▸ **EXERCISE DETAILS**
Output exactly those lines of the data that lie between the line containing "Enumerate this screenshot's" and the final line, both ends counted.

[Records contained in a dataset]

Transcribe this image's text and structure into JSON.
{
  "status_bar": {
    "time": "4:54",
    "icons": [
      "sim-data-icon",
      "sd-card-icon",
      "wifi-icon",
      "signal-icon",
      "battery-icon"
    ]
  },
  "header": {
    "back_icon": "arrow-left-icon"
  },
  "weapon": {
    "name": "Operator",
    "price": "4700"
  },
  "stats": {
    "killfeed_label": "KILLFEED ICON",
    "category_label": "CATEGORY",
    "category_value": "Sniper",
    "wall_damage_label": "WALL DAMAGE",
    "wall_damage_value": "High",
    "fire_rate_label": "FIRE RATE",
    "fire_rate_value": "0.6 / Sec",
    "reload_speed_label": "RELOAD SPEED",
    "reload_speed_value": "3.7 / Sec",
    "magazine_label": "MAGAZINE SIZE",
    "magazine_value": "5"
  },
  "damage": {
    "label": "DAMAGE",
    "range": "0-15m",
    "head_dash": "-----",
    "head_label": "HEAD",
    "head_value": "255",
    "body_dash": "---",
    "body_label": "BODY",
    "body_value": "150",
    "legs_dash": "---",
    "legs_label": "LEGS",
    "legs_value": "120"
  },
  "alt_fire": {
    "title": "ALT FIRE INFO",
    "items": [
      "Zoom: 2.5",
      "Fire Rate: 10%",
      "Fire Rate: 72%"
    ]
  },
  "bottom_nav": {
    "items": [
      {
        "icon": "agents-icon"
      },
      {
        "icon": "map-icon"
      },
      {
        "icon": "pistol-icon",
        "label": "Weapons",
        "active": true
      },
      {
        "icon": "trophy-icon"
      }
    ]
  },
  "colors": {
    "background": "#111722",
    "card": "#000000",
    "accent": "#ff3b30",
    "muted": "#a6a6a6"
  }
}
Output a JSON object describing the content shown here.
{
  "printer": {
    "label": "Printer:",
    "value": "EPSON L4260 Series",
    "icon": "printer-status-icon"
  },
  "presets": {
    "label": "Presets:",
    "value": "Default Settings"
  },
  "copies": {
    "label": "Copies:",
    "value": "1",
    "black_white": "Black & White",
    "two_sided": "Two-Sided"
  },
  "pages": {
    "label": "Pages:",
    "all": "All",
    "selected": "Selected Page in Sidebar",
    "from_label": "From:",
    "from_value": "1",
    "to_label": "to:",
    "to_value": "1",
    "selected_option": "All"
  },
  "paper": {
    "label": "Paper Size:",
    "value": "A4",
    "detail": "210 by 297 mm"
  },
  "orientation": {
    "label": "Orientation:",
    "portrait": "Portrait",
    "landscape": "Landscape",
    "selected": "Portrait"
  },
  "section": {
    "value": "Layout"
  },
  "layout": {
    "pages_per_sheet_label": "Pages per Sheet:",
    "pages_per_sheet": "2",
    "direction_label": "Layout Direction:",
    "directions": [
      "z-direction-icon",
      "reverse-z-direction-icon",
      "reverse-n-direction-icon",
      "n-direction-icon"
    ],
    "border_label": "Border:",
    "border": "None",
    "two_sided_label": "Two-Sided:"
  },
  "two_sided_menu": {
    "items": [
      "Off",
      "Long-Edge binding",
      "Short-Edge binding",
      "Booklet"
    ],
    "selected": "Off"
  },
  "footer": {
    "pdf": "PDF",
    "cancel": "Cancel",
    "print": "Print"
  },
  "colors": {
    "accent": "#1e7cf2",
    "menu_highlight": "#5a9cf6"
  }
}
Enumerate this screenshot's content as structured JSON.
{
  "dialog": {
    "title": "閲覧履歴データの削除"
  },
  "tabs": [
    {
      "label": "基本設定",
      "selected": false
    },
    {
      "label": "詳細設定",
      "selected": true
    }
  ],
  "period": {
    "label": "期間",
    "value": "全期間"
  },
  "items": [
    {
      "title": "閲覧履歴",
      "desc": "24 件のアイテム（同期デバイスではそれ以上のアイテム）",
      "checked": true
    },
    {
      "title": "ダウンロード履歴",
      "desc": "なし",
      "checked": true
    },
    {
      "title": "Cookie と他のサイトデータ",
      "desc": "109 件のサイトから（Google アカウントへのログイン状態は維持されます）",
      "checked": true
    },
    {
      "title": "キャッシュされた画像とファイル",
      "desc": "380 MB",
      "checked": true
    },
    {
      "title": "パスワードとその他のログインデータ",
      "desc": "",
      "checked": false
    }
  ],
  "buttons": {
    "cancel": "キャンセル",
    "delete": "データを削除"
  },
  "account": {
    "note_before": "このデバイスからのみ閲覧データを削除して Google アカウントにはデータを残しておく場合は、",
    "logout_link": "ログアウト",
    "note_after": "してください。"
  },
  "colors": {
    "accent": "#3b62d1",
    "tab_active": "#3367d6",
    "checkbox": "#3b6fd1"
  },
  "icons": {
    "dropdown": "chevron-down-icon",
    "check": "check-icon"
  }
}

▸ **TASK RESPONSE**
Enumerate this screenshot's content as structured JSON.
{
  "dialog": {
    "title": "閲覧履歴データの削除"
  },
  "tabs": [
    {
      "label": "基本設定",
      "selected": false
    },
    {
      "label": "詳細設定",
      "selected": true
    }
  ],
  "period": {
    "label": "期間",
    "value": "全期間"
  },
  "items": [
    {
      "title": "閲覧履歴",
      "desc": "24 件のアイテム（同期デバイスではそれ以上のアイテム）",
      "checked": true
    },
    {
      "title": "ダウンロード履歴",
      "desc": "なし",
      "checked": true
    },
    {
      "title": "Cookie と他のサイトデータ",
      "desc": "109 件のサイトから（Google アカウントへのログイン状態は維持されます）",
      "checked": true
    },
    {
      "title": "キャッシュされた画像とファイル",
      "desc": "380 MB",
      "checked": true
    },
    {
      "title": "パスワードとその他のログインデータ",
      "desc": "",
      "checked": false
    }
  ],
  "buttons": {
    "cancel": "キャンセル",
    "delete": "データを削除"
  },
  "account": {
    "note_before": "このデバイスからのみ閲覧データを削除して Google アカウントにはデータを残しておく場合は、",
    "logout_link": "ログアウト",
    "note_after": "してください。"
  },
  "colors": {
    "accent": "#3b62d1",
    "tab_active": "#3367d6",
    "checkbox": "#3b6fd1"
  },
  "icons": {
    "dropdown": "chevron-down-icon",
    "check": "check-icon"
  }
}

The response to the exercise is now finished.